Counterview Desk  While the public hearing on mining in Mali hills has been cancelled due to protests by Adivasi and Dalit farmers of the Mali Parbat Surakhya Samiti, Odisha, who have been protesting against the proposed bauxite mining project, India’s top civil rights network, National Alliance of People’s Movements (NAPM) has said it is “deeply concerned” at the decision of the Government of Odisha to push the project in a Schedule-V Adivasi-belt Koraput district against the interests of the people and environment.

Inaccurate gender-relevant data 'spoiling' government policy on Covid social impact

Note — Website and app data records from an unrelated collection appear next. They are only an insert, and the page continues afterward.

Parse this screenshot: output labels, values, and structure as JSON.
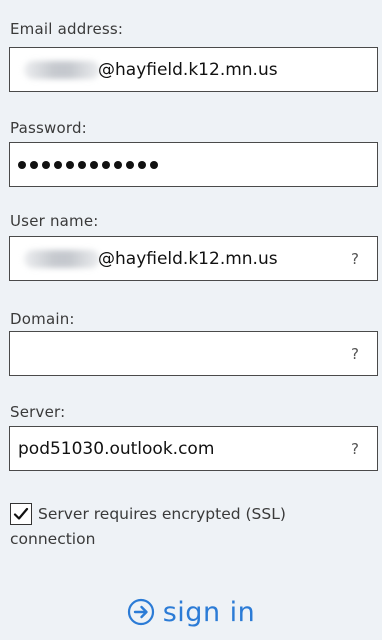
{
  "form": {
    "email": {
      "label": "Email address:",
      "value": "@hayfield.k12.mn.us"
    },
    "password": {
      "label": "Password:",
      "masked_length": 12
    },
    "username": {
      "label": "User name:",
      "value": "@hayfield.k12.mn.us",
      "help": "?"
    },
    "domain": {
      "label": "Domain:",
      "value": "",
      "help": "?"
    },
    "server": {
      "label": "Server:",
      "value": "pod51030.outlook.com",
      "help": "?"
    },
    "ssl": {
      "checked": true,
      "label": "Server requires encrypted (SSL) connection"
    }
  },
  "actions": {
    "sign_in_label": "sign in",
    "sign_in_icon": "arrow-circle-right-icon"
  },
  "colors": {
    "background": "#eef2f6",
    "accent": "#2b7bd6",
    "field_border": "#4a4a4a"
  }
}
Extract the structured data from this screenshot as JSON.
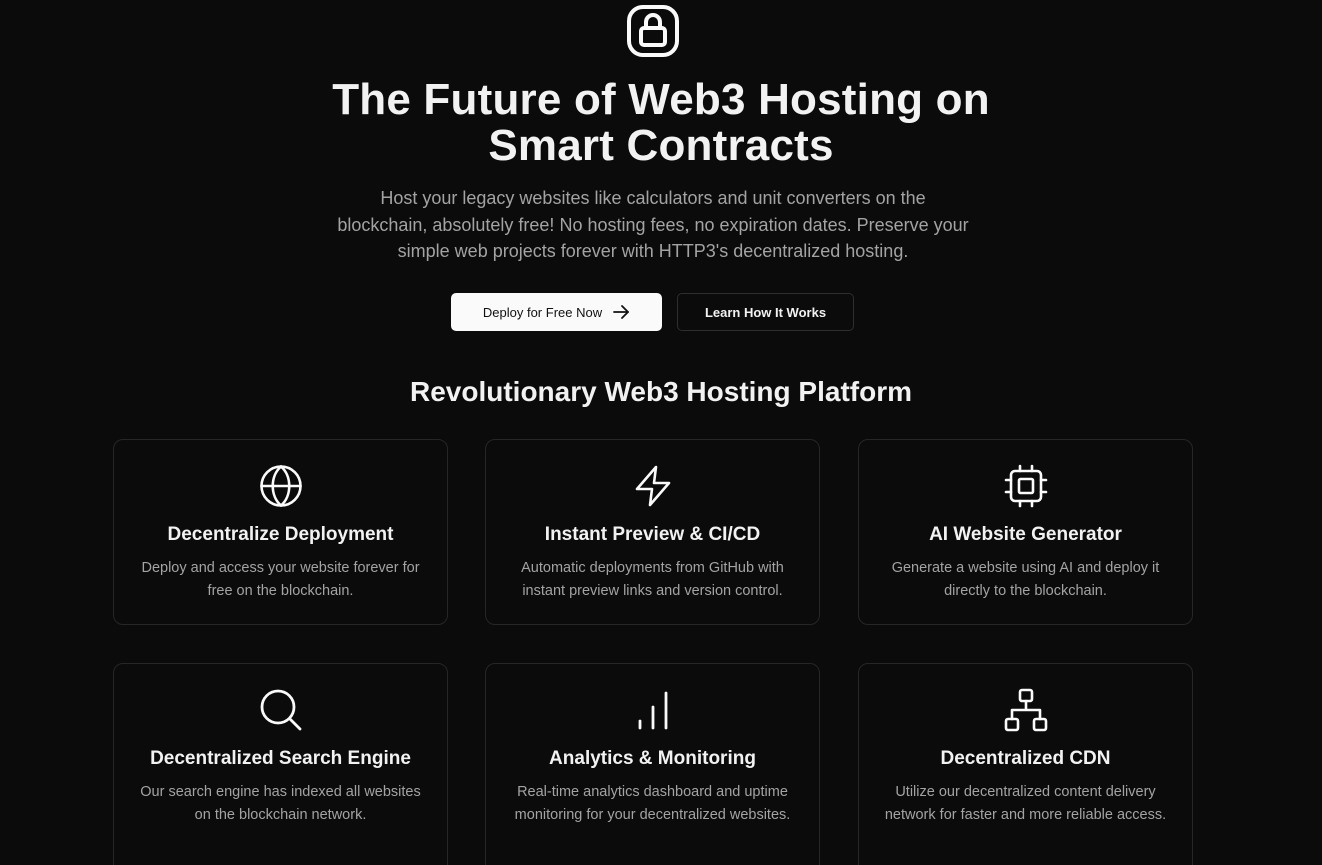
{
  "hero": {
    "icon": "lock-icon",
    "title_line1": "The Future of Web3 Hosting on",
    "title_line2": "Smart Contracts",
    "subtitle": "Host your legacy websites like calculators and unit converters on the blockchain, absolutely free! No hosting fees, no expiration dates. Preserve your simple web projects forever with HTTP3's decentralized hosting.",
    "primary_button": "Deploy for Free Now",
    "secondary_button": "Learn How It Works"
  },
  "features": {
    "section_title": "Revolutionary Web3 Hosting Platform",
    "items": [
      {
        "icon": "globe-icon",
        "title": "Decentralize Deployment",
        "description": "Deploy and access your website forever for free on the blockchain."
      },
      {
        "icon": "lightning-icon",
        "title": "Instant Preview & CI/CD",
        "description": "Automatic deployments from GitHub with instant preview links and version control."
      },
      {
        "icon": "cpu-chip-icon",
        "title": "AI Website Generator",
        "description": "Generate a website using AI and deploy it directly to the blockchain."
      },
      {
        "icon": "search-icon",
        "title": "Decentralized Search Engine",
        "description": "Our search engine has indexed all websites on the blockchain network."
      },
      {
        "icon": "bar-chart-icon",
        "title": "Analytics & Monitoring",
        "description": "Real-time analytics dashboard and uptime monitoring for your decentralized websites."
      },
      {
        "icon": "network-icon",
        "title": "Decentralized CDN",
        "description": "Utilize our decentralized content delivery network for faster and more reliable access."
      }
    ]
  },
  "colors": {
    "background": "#0b0b0b",
    "text": "#f2f2f2",
    "muted_text": "#a3a3a3",
    "border": "#262626",
    "primary_button_bg": "#fafafa"
  }
}
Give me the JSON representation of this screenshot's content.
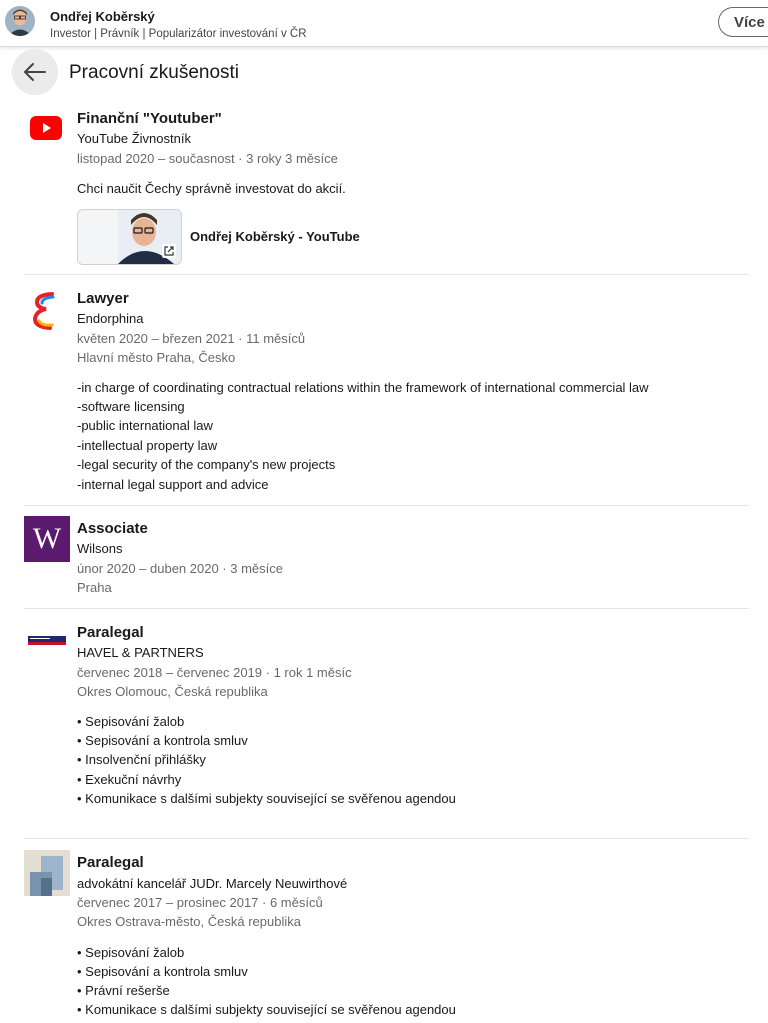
{
  "header": {
    "name": "Ondřej Koběrský",
    "headline": "Investor | Právník | Popularizátor investování v ČR",
    "more_button": "Více"
  },
  "section": {
    "title": "Pracovní zkušenosti"
  },
  "colors": {
    "youtube_red": "#ff0000",
    "wilsons_purple": "#5b1a6e",
    "havel_navy": "#1b2a6b"
  },
  "experience": [
    {
      "logo_icon": "youtube-logo",
      "title": "Finanční \"Youtuber\"",
      "company": "YouTube Živnostník",
      "dates": "listopad 2020 – současnost · 3 roky 3 měsíce",
      "description": [
        "Chci naučit Čechy správně investovat do akcií."
      ],
      "media": {
        "label": "Ondřej Koběrský - YouTube",
        "icon": "external-link-icon"
      }
    },
    {
      "logo_icon": "endorphina-logo",
      "title": "Lawyer",
      "company": "Endorphina",
      "dates": "květen 2020 – březen 2021 · 11 měsíců",
      "location": "Hlavní město Praha, Česko",
      "description": [
        "-in charge of coordinating contractual relations within the framework of international commercial law",
        "-software licensing",
        "-public international law",
        "-intellectual property law",
        "-legal security of the company's new projects",
        "-internal legal support and advice"
      ]
    },
    {
      "logo_icon": "wilsons-logo",
      "logo_letter": "W",
      "title": "Associate",
      "company": "Wilsons",
      "dates": "únor 2020 – duben 2020 · 3 měsíce",
      "location": "Praha"
    },
    {
      "logo_icon": "havel-partners-logo",
      "title": "Paralegal",
      "company": "HAVEL & PARTNERS",
      "dates": "červenec 2018 – červenec 2019 · 1 rok 1 měsíc",
      "location": "Okres Olomouc, Česká republika",
      "description": [
        "• Sepisování žalob",
        "• Sepisování a kontrola smluv",
        "• Insolvenční přihlášky",
        "• Exekuční návrhy",
        "• Komunikace s dalšími subjekty související se svěřenou agendou"
      ]
    },
    {
      "logo_icon": "company-placeholder-logo",
      "title": "Paralegal",
      "company": "advokátní kancelář JUDr. Marcely Neuwirthové",
      "dates": "červenec 2017 – prosinec 2017 · 6 měsíců",
      "location": "Okres Ostrava-město, Česká republika",
      "description": [
        "• Sepisování žalob",
        "• Sepisování a kontrola smluv",
        "• Právní rešerše",
        "• Komunikace s dalšími subjekty související se svěřenou agendou"
      ]
    }
  ]
}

By Simi Mehta*  The impact of the Covid-19 pandemic has been different across vulnerable groups. They were hit by the pandemic at various stages, whether it was accessibility to medical treatment or financial support. The second wave witnessed human suffering at a level where one can never forget the traumatized faces of people due to the inaccessibility and unavailability of essential medical services such as hospitals beds and oxygen. The probability of the third wave has also been one of the major upcoming challenges.

2002 riots: Gujarat assembly 'misinformed' about dereliction of duty, says ex-DGP

By Rajiv Shah  Former Gujarat topcop RB Sreekumar, an IPS officer of the 1971 batch, has alleged that the Gujarat government gave “totally false information” on the floor of the State Assembly regarding the appeal he made to the Gujarat governor for the “initiation of departmental action against those responsible for culpable negligence in maintenance of public order and investigation of genocidal crimes” during the 2002 riots.

Flamboyant 'demagogues' adjust politics, personality in shadow of democracy

Modi, Erdogan, Bolsonaro By Ajit Singh The terms dictators and demagogues are used interchangeably in various contexts, but there is a difference. The former rule over a totalitarian states where governments are able to exercise complete influence over every aspect of citizens’ life, whereas the latter are a "wannabe dictators" but due to the system of checks and balances they are are not fully capable to create police states.

Celebrating birthday amidst image of 'coerced, submissive' India ruled by a strong leader

Pushkar Raj*  As the weeks long birthday festivity of the leadership was being rejoiced India wide, the Covid was still raging in several parts of India. The carnival was in line with the post-Covid decisions and actions of the leadership demonstrating a pursuit of personal power and glory instead of national interest in times of disease and death.

'Devastating impact': Rural workers suffer as Govt of India NREGA budget down by 34%

Counterview Desk  A civil rights group, the NREGA Sangharsh Morcha has sent a letter to the Prime Minister and the Minister of Rural Development and Panchayati Raj stating that 34 per cent decrease in the fiscal budget of the Mahatma Gandhi National Rural Employment Guarantee Scheme (MGNREGA) for year 2021-22 has added to woes on India’s rural population, already suffering from “devastating impact” of the Covid-19 pandemic.